With thanks to a great engineer.
As a kid, when I was taking math finals in school, one of the rich kids had an electronic calculator. The rest of us had slide rules and logarithmic tables. What struck me was that he was forced to surrender it at the door before entering the exam hall. You see, this being a very proper British establishment that believed in a level playing field, they thought it unfair that he should have that technology available to him compared to the paper and pencils the rest of us had. An attitude which has a lot to do with Britain’s fall from world leadership, this young prat’s use of technology was deemed unBritish. It was my first exposure to what I later came to know as the Unfair Advantage.
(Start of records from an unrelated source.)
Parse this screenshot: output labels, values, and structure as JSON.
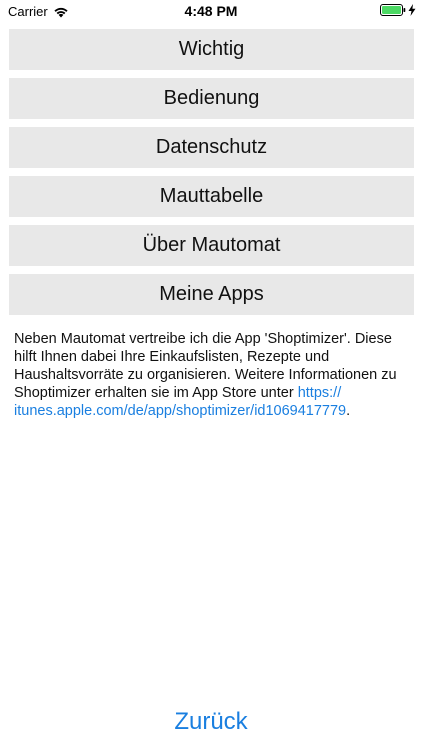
{
  "status_bar": {
    "carrier": "Carrier",
    "time": "4:48 PM",
    "battery_color": "#4cd964"
  },
  "menu": {
    "items": [
      {
        "label": "Wichtig"
      },
      {
        "label": "Bedienung"
      },
      {
        "label": "Datenschutz"
      },
      {
        "label": "Mauttabelle"
      },
      {
        "label": "Über Mautomat"
      },
      {
        "label": "Meine Apps"
      }
    ]
  },
  "description": {
    "text": "Neben Mautomat vertreibe ich die App 'Shoptimizer'. Diese hilft Ihnen dabei Ihre Einkaufslisten, Rezepte und Haushaltsvorräte zu organisieren. Weitere Informationen zu Shoptimizer erhalten sie im App Store unter ",
    "link_text": "https://​itunes.apple.com/de/app/shoptimizer/id1069417779",
    "trailing": "."
  },
  "footer": {
    "back_label": "Zurück"
  },
  "colors": {
    "accent": "#1a7fe0",
    "button_bg": "#e8e8e8"
  }
}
What has not changed one iota since then is the resentment the owners of the Unfair Advantage engender in the deprived masses without.
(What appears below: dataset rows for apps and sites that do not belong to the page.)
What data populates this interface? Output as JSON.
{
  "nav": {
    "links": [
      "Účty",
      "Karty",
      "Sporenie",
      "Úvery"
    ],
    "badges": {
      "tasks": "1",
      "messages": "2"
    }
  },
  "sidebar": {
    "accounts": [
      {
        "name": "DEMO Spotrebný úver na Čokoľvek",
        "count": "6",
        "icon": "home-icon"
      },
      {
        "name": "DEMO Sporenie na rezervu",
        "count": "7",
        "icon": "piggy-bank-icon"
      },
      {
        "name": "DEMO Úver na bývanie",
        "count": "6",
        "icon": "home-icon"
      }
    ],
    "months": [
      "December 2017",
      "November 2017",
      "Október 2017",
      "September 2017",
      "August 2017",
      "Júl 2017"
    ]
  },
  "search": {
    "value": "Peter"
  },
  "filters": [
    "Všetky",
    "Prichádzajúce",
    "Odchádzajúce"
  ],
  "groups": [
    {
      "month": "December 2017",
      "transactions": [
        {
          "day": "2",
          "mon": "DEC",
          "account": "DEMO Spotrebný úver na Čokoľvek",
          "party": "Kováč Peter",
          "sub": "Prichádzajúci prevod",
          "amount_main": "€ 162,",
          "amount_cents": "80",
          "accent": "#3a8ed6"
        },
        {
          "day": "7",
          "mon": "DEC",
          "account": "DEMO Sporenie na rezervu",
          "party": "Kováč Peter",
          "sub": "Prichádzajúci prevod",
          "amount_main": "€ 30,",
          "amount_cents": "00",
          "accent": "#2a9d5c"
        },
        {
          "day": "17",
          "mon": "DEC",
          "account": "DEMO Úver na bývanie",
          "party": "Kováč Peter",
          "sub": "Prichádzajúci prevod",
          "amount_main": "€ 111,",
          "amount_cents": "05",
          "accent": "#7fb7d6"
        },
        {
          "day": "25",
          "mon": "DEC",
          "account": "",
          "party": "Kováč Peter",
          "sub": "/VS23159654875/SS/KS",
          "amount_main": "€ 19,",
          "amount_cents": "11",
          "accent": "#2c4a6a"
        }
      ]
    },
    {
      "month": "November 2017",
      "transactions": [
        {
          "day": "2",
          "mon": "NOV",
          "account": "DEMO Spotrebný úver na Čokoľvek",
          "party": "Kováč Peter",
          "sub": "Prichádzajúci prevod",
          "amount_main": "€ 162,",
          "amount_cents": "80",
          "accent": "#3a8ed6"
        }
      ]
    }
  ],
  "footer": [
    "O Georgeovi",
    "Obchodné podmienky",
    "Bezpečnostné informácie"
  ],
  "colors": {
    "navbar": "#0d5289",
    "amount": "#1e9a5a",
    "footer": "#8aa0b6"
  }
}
The concept of the Unfair Advantage was made famous by a great American race car driver and mechanical engineer name Mark Donohue. His education and analytical engineering skills, something not possessed by any of his competitors, allowed Porsche to develop his race car, the 917-30, to a peak of perfection which saw it win all but one of the CanAm races in 1973. The format was subsequently changed and the car obsoleted, but Donohue had shown that having an Unfair Advantage was a winning formula.
Donohue’s Unfair Advantage – the 917-30.
I learned a lot from Donohue and have always been seeking the Unfair Advantage in whatever I do, be it business or pleasure.
Take Harvard, where I would like my son to get an MBA many years hence. He is male. Unfair Advantage. 98% of Fortune 500 CEOs are men. He will be over 6 feet tall. Unfair Advantage. Over 70% of Fortune 500 CEOs are over 6′ tall. He will have the best education up to that point. Unfair Advantage. While the hard scrabbling ghetto kid can win, the odds are long. My son is white. Unfair Advantage, like it or not. There are four or so black CEOs in the Fortune 500. My son is an American. Unfair Advantage. He has access to teaching and technologies most would die for though few can afford. My son will have a substantial trust fund (if I don’t blow it first) which will allow him to take risks the poor cannot afford. Unfair Advantage. At an American Ivy League school, even if his academic accomplishments are mediocre, he will leave with one of the best possible Contact lists on his iPhone. Unfair Advantage. It’s who you know …. My son lives in San Francisco which, with just two or three other US cities, offers access to culture and diversity. Unfair Advantage. Sure there are some successful people in Mississippi, but he will never have to suffer the miseries or lost opportunities of growing up there. My son is also physically very beautiful, for which he can thank his mother. Unfair Advantage. How many ugly CEOs do you know?
So some of his Unfair Advantages are genetic – height, skin color, genes, looks, while others are man made – wealth, education, technology. But while I have no more idea whether he will be successful than any parent ever has, I have maximized his chances within the currently white dominated rule system by maximizing his Unfair Advantages.
In photography, technological change has always brought with it an Unfair Advantage. However, unlike with education where wealth correlates highly with access, the Unfair Advantage in photography lasts a brief time. Color film gave Life magazine an Unfair Advantage over its competitors then suddenly it was cheap and everyone had it. Life magazine folded. Early adopters of digital had an Unfair Advantage. They could process and deliver images faster than the film users but before you could say CMOS sensor, everyone had digital and it was dirt cheap. The Unfair Advantage was gone and had become a necessity. Unless you want to be a target for hilarity, no self respecting professional photographer would be seen dead using film unless, that is, he is so successful that it can be shrugged off as a charming eccentricity. “That’s Bruce, man. That’s the way the dude rolls.”
When technology suffers one of its frequent seismic changes, the early adopters are scoffed at by fools like this – in today’s WSJ:
Not one moment’s thought has gone into that piece of nonsense, written by a guy who drives looking in the rear view mirror. What he does not know and likely will never understand is that, armed with an iPad, my eight year old son has a massive Unfair Advantage. He can both consume and create using the device in ways not a single one of his classmates can. By the time they have all caught up because they don’t get it, or their parents don’t get it more likely, or they are waiting for ‘the bugs to be worked out’, or because they want feature this or feature that, Winston will have had a one year lead on them which they cannot recover. His Unfair Advantage is conceptually identical to Mark Donohue’s.
Thank you Mark for teaching me one of the most important things I ever learned, and it’s not something I picked up in the storied corridors of academe. You can buy Donohue’s book from Amazon and, yes, it’s titled The Unfair Advantage.
One of Winston’s many Unfair Advantages.
Disclosure: Long AAPL. The mess of Apple technology which surrounds my life is the ultimate Unfair Advantage.